## PROBLEM STATEMENT
If a line in the entries below includes the string "tickets", copy it out.

## Dataset items
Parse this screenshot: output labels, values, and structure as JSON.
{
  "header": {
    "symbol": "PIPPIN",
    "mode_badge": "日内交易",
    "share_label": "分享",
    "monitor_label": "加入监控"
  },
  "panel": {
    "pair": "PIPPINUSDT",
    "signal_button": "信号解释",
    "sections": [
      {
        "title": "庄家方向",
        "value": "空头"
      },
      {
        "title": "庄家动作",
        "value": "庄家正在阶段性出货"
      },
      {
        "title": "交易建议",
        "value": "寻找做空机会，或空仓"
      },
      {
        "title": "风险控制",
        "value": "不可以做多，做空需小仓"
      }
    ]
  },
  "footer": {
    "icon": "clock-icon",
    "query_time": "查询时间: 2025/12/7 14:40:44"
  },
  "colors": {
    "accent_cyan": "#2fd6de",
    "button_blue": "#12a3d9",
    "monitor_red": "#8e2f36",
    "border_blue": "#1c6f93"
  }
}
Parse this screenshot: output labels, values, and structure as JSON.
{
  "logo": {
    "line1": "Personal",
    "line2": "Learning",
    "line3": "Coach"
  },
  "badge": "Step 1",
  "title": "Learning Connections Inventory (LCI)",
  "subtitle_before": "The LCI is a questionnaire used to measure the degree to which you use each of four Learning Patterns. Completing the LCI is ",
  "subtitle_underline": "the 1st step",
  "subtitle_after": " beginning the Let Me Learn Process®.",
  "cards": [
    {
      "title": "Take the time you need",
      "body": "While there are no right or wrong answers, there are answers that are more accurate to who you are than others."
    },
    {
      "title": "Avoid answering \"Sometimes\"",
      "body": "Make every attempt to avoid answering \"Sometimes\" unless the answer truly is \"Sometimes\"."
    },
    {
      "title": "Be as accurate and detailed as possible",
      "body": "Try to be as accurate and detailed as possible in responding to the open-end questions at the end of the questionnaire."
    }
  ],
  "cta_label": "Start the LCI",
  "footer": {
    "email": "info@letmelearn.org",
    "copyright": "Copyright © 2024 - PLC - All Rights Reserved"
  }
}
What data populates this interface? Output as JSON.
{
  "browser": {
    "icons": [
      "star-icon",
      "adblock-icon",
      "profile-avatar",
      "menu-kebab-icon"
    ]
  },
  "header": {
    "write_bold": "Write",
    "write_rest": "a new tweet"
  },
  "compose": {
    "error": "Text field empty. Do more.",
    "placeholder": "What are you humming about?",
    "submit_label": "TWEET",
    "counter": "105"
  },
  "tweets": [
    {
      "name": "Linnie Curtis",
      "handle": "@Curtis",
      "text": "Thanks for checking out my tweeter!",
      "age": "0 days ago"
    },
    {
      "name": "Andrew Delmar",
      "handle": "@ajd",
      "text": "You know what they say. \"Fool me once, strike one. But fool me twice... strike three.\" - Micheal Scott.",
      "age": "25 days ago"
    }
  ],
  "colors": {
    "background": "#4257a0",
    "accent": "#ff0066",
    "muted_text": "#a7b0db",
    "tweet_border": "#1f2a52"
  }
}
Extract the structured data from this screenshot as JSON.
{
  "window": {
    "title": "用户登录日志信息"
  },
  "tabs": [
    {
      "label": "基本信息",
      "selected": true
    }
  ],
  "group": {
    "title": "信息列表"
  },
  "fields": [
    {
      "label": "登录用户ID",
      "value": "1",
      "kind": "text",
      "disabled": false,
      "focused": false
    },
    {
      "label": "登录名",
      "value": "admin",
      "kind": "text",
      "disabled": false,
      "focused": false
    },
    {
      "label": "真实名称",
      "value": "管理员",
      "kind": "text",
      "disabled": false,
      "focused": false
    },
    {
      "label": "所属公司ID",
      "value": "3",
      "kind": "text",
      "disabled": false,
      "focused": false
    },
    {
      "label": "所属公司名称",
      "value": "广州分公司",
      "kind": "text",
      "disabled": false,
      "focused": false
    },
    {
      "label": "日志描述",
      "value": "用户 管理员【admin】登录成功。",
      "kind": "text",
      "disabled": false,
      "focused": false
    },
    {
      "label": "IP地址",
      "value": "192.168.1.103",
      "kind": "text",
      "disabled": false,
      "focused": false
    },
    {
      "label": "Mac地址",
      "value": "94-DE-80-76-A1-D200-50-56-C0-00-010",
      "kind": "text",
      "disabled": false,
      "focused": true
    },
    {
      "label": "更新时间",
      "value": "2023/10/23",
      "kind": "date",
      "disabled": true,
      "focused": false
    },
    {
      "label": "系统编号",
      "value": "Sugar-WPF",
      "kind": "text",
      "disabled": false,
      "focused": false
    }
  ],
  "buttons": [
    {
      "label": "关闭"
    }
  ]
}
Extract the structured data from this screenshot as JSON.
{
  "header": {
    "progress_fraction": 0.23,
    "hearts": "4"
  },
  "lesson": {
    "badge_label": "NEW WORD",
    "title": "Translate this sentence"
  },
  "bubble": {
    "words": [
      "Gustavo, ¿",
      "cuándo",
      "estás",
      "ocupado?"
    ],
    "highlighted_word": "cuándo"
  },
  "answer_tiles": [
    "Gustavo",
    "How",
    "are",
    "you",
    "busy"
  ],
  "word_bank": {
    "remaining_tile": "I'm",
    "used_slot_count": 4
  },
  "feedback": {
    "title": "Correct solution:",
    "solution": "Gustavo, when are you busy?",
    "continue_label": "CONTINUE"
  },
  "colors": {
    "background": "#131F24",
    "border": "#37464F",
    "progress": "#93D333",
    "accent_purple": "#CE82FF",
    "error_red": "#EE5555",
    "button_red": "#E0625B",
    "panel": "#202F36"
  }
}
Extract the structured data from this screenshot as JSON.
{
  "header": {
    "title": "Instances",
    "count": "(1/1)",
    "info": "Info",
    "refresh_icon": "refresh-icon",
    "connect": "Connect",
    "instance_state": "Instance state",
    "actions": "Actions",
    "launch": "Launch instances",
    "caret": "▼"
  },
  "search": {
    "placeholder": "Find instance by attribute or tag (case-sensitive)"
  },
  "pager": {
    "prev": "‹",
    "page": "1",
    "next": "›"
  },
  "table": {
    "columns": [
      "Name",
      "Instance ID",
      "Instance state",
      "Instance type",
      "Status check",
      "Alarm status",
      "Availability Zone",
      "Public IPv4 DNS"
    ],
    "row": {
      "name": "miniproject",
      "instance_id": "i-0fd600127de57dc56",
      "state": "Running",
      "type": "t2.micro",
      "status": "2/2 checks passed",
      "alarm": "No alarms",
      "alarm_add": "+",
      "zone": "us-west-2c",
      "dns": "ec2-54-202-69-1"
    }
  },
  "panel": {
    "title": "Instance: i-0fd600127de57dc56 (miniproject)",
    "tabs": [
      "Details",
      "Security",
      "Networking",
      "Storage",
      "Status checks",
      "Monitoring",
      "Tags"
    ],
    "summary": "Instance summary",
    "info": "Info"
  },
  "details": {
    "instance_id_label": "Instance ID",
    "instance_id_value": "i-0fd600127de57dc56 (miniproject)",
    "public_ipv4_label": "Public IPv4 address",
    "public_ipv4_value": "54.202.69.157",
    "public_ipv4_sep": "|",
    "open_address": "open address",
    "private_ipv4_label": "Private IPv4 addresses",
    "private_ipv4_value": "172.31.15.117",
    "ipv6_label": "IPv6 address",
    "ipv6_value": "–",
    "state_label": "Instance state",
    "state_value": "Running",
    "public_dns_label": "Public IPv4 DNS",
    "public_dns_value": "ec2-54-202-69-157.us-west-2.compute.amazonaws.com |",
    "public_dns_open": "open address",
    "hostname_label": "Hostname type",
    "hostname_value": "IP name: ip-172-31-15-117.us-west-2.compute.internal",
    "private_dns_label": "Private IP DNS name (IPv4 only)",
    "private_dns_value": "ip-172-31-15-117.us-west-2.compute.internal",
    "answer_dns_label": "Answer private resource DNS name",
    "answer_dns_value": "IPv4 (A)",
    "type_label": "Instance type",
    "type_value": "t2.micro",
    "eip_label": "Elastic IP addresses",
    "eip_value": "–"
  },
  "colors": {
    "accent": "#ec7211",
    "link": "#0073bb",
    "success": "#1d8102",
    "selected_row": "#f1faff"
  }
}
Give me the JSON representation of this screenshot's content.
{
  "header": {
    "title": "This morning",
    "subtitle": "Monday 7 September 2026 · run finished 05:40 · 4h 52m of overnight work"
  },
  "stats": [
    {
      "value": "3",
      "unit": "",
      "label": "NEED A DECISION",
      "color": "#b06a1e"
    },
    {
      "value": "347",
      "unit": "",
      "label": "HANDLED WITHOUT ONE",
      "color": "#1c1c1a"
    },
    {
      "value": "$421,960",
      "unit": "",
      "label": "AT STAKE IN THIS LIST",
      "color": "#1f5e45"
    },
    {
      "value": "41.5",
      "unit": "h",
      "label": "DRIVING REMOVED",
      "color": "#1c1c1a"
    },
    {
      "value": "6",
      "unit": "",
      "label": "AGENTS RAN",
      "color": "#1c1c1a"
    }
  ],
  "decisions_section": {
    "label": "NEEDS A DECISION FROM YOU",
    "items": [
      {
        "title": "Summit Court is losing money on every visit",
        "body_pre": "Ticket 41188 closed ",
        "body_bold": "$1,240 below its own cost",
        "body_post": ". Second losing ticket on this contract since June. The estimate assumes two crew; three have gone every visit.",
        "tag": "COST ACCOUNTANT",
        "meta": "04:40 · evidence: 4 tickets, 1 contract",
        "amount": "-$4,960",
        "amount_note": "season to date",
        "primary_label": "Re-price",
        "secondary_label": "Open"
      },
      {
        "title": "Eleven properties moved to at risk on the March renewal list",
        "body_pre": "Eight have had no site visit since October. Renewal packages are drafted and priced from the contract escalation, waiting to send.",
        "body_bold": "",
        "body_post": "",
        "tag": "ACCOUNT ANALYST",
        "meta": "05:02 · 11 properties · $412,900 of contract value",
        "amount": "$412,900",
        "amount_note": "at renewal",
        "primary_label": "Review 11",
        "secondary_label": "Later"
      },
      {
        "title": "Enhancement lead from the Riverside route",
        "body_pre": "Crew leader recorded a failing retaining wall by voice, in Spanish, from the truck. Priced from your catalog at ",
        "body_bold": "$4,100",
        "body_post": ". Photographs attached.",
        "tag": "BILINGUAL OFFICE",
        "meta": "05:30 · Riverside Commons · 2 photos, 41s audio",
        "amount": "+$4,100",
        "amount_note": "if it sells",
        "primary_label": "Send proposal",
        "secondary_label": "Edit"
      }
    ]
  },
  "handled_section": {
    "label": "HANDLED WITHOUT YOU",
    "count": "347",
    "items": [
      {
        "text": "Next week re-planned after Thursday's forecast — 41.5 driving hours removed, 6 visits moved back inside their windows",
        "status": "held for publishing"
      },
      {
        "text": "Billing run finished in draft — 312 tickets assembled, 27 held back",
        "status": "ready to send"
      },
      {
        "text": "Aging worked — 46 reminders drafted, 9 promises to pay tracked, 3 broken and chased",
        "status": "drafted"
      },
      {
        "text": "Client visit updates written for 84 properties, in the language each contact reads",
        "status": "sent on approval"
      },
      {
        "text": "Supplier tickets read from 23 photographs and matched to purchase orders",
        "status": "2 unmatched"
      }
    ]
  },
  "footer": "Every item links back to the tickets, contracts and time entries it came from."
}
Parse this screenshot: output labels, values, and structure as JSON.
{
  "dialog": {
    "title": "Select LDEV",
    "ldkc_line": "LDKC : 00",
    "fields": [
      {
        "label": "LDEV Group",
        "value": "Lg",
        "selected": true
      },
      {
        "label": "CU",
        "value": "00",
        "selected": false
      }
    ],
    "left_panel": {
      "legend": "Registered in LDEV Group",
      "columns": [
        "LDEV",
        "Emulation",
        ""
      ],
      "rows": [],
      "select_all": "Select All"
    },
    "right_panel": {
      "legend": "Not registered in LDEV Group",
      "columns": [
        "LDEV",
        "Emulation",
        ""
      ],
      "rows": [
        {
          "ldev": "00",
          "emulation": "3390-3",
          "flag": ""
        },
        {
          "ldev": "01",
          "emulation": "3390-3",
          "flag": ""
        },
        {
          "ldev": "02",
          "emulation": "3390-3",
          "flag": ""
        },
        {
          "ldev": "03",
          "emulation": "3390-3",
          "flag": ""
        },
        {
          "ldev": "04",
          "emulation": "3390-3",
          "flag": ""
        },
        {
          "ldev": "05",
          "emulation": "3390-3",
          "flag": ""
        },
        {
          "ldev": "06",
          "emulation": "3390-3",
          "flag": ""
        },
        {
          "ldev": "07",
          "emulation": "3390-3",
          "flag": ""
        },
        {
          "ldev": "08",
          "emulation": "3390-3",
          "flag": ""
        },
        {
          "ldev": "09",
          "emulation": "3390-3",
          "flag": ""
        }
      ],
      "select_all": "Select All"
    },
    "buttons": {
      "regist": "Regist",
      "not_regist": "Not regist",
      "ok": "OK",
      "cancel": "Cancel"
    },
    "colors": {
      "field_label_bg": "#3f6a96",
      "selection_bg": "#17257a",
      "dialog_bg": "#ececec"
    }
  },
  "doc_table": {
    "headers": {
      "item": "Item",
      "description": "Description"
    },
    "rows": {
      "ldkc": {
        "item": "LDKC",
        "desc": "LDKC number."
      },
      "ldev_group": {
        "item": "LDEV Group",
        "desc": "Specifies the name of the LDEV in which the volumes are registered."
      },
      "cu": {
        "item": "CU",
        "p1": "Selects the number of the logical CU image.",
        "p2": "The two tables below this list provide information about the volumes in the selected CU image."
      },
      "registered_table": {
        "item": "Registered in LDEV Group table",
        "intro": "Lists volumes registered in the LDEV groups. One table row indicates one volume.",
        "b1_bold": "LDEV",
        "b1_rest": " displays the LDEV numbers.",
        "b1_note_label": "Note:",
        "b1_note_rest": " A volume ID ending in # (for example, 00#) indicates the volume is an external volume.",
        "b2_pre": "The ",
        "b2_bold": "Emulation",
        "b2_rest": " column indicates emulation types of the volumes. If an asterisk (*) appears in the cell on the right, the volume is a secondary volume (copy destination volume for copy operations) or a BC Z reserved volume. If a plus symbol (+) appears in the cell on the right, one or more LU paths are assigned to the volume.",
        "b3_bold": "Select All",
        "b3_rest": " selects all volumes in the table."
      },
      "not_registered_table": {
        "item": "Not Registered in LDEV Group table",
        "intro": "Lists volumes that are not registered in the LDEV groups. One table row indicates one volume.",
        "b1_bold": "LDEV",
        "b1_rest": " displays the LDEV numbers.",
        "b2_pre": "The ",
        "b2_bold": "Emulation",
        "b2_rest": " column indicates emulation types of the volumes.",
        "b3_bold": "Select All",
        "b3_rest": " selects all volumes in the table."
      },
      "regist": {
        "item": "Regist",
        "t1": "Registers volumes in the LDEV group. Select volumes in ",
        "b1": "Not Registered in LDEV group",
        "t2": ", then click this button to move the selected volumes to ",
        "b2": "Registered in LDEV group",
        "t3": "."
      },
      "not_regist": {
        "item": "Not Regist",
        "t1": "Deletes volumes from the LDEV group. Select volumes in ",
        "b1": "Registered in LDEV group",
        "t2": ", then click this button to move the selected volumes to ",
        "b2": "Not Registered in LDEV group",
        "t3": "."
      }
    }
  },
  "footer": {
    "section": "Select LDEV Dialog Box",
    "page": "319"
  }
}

## EXERCISE SOLUTION
        "meta": "04:40 · evidence: 4 tickets, 1 contract",
        "text": "Billing run finished in draft — 312 tickets assembled, 27 held back",
        "text": "Supplier tickets read from 23 photographs and matched to purchase orders",
  "footer": "Every item links back to the tickets, contracts and time entries it came from."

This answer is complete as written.